>>>
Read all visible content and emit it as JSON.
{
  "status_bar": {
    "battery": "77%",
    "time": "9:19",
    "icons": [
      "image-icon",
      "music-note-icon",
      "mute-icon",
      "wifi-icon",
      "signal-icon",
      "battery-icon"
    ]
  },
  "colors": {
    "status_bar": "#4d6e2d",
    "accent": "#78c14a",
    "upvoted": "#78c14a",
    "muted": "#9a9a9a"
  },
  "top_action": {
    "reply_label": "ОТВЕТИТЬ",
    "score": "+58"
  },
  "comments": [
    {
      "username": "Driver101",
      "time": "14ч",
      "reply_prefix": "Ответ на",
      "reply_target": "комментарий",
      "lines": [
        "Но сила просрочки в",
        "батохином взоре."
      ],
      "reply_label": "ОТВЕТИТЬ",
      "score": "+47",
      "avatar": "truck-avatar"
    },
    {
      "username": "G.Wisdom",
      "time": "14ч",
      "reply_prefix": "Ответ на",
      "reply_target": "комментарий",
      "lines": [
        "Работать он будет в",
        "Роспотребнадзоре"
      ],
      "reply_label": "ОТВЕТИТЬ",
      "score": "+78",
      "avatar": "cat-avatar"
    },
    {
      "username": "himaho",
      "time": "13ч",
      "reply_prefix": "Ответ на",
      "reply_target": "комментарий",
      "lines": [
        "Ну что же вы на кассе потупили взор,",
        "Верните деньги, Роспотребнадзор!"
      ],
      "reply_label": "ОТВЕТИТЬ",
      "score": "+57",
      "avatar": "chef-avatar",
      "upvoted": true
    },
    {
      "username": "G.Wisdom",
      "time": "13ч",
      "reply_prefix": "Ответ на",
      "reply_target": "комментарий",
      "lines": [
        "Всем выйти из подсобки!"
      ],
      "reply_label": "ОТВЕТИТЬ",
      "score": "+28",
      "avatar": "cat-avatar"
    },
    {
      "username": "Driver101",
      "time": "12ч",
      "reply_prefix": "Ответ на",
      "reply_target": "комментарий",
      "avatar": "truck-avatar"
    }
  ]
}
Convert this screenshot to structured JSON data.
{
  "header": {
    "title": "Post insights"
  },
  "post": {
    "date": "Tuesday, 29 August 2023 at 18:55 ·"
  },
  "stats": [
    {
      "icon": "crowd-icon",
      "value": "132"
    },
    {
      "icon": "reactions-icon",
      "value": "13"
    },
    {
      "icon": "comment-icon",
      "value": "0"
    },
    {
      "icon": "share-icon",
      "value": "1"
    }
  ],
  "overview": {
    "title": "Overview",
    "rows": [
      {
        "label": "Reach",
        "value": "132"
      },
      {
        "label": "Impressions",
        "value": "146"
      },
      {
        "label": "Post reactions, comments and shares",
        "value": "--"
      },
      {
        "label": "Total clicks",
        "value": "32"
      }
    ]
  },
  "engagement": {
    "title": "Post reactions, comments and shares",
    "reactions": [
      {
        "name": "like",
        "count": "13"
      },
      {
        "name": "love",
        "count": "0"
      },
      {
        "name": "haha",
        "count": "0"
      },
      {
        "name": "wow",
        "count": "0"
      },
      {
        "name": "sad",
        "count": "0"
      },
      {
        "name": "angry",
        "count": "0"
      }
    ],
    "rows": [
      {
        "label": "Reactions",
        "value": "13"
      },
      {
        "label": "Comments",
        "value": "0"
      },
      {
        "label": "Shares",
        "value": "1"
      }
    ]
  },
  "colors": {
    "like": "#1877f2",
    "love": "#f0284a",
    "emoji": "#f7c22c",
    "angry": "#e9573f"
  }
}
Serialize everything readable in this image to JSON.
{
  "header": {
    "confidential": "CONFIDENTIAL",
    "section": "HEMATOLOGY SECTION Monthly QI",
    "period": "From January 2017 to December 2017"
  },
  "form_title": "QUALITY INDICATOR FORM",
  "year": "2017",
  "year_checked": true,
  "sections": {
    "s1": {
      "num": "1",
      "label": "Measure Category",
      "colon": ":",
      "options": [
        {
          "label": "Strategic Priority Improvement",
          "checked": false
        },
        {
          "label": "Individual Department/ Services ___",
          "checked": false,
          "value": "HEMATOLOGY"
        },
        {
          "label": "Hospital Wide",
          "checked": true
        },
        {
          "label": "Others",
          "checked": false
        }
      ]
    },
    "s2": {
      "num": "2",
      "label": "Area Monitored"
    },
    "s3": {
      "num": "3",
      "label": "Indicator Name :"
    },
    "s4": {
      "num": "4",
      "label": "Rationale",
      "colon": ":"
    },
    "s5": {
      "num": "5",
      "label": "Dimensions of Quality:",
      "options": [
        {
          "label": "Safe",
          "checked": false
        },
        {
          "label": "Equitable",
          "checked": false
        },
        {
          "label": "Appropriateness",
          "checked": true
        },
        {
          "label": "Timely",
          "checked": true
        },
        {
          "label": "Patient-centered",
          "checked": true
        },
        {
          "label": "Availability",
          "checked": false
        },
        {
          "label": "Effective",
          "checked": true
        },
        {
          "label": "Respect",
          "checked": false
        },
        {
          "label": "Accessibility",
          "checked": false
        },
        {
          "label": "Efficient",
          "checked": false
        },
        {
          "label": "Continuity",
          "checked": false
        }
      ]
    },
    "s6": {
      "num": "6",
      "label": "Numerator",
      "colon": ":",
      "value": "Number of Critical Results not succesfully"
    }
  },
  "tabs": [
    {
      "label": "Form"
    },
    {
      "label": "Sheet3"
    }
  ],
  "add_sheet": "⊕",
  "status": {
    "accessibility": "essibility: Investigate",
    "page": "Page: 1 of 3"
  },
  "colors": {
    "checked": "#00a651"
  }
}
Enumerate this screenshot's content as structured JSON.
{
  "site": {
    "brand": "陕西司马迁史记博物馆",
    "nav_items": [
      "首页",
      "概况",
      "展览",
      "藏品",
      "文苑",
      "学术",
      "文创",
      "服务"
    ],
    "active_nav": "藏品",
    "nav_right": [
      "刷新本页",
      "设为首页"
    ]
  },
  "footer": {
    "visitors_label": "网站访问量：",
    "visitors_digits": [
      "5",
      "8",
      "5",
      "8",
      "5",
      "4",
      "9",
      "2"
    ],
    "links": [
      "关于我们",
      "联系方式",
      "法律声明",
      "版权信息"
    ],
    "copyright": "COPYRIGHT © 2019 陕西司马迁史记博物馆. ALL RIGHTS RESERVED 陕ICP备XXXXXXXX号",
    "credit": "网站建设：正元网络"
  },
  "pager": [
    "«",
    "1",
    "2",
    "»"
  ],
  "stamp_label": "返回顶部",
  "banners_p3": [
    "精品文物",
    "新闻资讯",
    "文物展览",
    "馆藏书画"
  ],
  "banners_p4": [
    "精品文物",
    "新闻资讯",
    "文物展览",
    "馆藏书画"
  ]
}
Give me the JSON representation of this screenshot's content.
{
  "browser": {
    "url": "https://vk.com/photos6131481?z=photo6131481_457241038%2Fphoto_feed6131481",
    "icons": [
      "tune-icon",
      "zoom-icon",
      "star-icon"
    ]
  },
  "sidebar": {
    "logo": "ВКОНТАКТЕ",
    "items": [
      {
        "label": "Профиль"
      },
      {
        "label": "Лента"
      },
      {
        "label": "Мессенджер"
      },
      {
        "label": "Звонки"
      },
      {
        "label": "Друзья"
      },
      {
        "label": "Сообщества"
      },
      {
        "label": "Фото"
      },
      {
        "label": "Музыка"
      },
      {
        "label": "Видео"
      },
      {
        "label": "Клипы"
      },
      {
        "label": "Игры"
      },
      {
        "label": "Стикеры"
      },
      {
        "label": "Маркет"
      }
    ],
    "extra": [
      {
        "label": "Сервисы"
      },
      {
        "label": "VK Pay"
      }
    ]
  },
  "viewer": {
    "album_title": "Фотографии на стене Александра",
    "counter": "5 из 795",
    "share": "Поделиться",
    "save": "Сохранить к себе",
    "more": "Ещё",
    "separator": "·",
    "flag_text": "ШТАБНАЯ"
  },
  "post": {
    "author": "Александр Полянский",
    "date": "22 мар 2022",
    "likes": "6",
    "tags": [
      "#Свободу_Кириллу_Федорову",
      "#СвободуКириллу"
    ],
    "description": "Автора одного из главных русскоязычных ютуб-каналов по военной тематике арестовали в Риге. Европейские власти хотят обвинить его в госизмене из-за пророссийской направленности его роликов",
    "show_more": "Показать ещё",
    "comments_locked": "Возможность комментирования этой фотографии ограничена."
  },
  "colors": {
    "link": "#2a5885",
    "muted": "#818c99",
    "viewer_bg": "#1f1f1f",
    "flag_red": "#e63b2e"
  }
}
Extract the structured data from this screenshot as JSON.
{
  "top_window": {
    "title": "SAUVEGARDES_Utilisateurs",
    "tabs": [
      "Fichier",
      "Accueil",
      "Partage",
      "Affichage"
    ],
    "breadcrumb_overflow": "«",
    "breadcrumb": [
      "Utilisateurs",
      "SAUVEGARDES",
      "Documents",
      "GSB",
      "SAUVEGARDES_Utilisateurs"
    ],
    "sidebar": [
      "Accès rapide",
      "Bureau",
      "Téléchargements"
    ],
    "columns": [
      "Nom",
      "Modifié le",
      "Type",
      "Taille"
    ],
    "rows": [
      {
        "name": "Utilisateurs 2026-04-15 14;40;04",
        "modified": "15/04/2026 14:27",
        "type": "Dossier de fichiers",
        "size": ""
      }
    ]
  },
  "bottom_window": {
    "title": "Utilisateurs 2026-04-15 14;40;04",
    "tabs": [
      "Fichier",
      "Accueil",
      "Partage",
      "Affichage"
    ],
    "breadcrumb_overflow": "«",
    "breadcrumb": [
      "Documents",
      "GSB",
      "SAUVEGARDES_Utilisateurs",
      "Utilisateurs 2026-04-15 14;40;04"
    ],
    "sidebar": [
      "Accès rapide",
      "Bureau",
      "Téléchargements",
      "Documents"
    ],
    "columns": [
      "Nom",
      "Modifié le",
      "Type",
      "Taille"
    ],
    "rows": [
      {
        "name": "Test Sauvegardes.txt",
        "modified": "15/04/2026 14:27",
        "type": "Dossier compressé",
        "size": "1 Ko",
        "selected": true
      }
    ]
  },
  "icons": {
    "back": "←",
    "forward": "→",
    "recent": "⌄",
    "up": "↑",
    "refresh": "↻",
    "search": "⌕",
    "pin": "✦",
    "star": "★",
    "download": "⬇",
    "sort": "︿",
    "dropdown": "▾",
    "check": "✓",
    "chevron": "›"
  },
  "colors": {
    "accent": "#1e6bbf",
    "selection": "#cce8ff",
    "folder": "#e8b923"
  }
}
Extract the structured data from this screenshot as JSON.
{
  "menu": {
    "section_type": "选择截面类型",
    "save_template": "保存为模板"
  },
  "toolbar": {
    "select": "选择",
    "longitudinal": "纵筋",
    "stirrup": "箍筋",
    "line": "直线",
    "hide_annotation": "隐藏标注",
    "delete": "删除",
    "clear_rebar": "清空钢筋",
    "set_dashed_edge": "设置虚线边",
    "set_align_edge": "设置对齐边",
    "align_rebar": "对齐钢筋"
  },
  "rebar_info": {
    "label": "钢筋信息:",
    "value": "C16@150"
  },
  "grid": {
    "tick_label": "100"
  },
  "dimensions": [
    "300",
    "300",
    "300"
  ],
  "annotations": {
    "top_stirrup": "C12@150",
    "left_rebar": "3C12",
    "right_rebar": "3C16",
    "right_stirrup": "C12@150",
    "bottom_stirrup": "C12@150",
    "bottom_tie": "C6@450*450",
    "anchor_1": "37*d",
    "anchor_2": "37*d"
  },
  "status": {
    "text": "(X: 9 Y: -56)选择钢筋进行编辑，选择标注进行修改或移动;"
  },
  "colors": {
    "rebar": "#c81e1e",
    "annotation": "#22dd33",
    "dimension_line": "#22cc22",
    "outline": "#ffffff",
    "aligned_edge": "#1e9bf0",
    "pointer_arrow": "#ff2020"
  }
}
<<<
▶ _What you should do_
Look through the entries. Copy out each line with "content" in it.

▶ _Written response_
Read all visible content and emit it as JSON.
Enumerate this screenshot's content as structured JSON.
Give me the JSON representation of this screenshot's content.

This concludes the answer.